▶ **What you are asked to do**: After finding the line that contains "Output a JSON" in the entries below, retype it and every following line precisely, the last included.

*** Records provided Section Begins ***

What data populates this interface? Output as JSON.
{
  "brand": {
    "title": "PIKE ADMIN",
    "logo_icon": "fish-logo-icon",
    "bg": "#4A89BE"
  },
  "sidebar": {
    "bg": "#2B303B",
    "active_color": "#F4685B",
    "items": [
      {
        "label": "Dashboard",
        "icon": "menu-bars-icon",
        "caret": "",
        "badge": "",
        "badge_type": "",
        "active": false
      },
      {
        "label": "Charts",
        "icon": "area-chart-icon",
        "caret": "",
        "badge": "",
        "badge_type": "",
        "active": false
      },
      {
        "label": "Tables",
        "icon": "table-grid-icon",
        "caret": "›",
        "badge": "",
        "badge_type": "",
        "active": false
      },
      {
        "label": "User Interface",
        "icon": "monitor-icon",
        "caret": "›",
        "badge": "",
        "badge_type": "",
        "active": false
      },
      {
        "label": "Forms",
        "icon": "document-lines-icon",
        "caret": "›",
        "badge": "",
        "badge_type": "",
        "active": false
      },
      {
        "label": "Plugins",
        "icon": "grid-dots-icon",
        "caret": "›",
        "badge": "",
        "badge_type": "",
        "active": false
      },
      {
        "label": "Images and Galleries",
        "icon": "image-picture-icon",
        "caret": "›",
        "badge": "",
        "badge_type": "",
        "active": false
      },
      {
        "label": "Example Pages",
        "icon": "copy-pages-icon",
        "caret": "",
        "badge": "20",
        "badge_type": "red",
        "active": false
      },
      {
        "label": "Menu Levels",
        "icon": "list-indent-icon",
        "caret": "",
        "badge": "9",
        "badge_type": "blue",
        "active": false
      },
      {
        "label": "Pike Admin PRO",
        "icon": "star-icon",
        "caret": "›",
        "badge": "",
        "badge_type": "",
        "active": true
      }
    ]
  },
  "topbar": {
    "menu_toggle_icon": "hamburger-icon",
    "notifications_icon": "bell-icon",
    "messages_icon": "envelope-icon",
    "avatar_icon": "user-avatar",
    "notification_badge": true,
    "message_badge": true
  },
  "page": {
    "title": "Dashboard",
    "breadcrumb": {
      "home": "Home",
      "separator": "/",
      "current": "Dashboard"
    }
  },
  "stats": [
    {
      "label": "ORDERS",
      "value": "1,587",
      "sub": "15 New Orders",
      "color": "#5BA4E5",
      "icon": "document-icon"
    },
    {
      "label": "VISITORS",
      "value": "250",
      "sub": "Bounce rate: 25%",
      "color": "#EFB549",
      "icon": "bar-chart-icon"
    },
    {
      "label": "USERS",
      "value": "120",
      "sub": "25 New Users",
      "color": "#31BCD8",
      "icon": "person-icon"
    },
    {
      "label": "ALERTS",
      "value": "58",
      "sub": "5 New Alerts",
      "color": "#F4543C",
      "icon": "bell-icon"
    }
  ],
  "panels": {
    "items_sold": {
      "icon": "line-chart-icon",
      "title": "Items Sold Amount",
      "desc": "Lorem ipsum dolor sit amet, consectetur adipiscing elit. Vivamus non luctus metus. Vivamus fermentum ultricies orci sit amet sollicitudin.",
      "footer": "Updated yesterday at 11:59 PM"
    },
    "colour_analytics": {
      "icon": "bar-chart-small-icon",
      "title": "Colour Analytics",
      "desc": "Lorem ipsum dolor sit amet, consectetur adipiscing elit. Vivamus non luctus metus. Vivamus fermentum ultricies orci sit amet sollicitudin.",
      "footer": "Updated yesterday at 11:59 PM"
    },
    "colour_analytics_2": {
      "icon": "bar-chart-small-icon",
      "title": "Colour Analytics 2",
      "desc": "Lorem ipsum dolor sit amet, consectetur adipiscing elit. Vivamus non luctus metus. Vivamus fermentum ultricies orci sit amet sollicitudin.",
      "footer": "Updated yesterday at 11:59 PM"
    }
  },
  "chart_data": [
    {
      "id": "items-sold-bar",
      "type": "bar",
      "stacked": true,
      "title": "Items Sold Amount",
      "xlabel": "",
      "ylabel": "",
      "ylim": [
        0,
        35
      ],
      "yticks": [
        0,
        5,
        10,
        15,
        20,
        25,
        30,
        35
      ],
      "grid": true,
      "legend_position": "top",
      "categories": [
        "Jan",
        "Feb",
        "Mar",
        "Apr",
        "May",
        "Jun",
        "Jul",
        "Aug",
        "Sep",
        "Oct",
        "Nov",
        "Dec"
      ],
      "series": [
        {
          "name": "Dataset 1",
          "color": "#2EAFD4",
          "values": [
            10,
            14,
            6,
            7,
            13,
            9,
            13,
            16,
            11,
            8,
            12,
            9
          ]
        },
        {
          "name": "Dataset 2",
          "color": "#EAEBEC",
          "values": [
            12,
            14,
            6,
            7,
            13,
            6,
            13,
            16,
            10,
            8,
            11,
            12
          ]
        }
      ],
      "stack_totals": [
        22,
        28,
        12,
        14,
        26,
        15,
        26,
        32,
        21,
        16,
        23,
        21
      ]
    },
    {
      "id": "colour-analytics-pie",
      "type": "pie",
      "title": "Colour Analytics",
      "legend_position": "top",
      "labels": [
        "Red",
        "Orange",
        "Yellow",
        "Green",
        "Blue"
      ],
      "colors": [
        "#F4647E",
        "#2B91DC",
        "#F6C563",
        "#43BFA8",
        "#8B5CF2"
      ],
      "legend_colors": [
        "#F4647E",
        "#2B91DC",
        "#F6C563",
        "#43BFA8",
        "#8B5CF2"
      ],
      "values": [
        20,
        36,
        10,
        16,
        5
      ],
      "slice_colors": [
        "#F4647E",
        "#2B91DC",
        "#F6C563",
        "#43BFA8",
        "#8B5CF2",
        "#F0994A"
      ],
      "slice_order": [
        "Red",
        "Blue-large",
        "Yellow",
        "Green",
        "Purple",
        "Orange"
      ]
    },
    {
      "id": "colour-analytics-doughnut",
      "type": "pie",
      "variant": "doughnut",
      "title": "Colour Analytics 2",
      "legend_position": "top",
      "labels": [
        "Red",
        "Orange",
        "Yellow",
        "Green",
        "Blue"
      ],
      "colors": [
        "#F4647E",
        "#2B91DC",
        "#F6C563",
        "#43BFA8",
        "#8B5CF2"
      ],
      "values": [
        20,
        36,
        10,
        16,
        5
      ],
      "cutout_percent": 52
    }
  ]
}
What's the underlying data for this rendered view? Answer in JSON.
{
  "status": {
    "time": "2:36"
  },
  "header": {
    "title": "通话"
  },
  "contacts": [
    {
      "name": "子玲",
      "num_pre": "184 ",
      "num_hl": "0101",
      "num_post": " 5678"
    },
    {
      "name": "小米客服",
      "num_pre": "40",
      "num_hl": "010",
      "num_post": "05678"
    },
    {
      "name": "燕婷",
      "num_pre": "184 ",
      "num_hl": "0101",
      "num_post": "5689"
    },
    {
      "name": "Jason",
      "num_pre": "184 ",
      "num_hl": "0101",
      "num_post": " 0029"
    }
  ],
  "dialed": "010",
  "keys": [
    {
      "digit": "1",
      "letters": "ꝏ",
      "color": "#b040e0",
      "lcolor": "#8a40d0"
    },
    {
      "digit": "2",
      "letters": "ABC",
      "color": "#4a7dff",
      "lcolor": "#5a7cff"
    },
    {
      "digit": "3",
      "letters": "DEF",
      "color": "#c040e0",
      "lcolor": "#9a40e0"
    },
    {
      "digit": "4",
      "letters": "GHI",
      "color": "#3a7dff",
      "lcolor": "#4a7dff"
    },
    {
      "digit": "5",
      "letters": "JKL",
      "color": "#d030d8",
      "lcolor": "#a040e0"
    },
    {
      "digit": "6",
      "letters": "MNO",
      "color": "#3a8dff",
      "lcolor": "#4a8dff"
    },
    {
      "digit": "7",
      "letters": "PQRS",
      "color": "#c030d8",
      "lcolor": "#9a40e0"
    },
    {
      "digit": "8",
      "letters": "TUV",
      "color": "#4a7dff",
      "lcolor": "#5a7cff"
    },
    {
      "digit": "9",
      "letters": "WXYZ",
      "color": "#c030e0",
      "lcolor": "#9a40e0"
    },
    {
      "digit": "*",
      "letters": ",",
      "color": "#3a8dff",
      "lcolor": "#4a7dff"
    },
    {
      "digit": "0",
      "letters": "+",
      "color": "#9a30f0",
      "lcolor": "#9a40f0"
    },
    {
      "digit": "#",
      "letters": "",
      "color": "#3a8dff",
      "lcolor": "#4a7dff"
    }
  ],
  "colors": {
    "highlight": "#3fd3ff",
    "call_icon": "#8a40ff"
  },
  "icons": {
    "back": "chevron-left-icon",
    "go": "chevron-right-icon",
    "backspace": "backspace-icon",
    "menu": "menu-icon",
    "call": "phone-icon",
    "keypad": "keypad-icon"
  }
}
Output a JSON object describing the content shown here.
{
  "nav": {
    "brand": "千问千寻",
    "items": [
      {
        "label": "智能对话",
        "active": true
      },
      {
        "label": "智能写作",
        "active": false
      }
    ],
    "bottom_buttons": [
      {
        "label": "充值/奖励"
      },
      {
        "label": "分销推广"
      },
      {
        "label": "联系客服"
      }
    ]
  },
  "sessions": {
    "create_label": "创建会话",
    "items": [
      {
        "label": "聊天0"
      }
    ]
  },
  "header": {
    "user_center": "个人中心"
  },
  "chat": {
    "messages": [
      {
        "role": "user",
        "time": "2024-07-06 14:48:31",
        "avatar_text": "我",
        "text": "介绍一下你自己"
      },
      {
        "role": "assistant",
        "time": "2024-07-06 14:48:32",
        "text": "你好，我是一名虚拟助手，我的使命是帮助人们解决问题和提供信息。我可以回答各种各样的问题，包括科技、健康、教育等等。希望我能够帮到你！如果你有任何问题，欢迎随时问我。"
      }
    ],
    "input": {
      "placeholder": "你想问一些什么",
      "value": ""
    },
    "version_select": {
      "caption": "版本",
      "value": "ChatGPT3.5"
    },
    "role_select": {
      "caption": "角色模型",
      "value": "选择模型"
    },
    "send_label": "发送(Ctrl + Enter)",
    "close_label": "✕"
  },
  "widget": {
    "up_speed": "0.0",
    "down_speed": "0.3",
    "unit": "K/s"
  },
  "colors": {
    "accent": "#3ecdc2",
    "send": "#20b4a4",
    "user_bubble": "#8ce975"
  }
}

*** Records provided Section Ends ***

▶ **Solution to this task**:
Output a JSON object describing the content shown here.
{
  "nav": {
    "brand": "千问千寻",
    "items": [
      {
        "label": "智能对话",
        "active": true
      },
      {
        "label": "智能写作",
        "active": false
      }
    ],
    "bottom_buttons": [
      {
        "label": "充值/奖励"
      },
      {
        "label": "分销推广"
      },
      {
        "label": "联系客服"
      }
    ]
  },
  "sessions": {
    "create_label": "创建会话",
    "items": [
      {
        "label": "聊天0"
      }
    ]
  },
  "header": {
    "user_center": "个人中心"
  },
  "chat": {
    "messages": [
      {
        "role": "user",
        "time": "2024-07-06 14:48:31",
        "avatar_text": "我",
        "text": "介绍一下你自己"
      },
      {
        "role": "assistant",
        "time": "2024-07-06 14:48:32",
        "text": "你好，我是一名虚拟助手，我的使命是帮助人们解决问题和提供信息。我可以回答各种各样的问题，包括科技、健康、教育等等。希望我能够帮到你！如果你有任何问题，欢迎随时问我。"
      }
    ],
    "input": {
      "placeholder": "你想问一些什么",
      "value": ""
    },
    "version_select": {
      "caption": "版本",
      "value": "ChatGPT3.5"
    },
    "role_select": {
      "caption": "角色模型",
      "value": "选择模型"
    },
    "send_label": "发送(Ctrl + Enter)",
    "close_label": "✕"
  },
  "widget": {
    "up_speed": "0.0",
    "down_speed": "0.3",
    "unit": "K/s"
  },
  "colors": {
    "accent": "#3ecdc2",
    "send": "#20b4a4",
    "user_bubble": "#8ce975"
  }
}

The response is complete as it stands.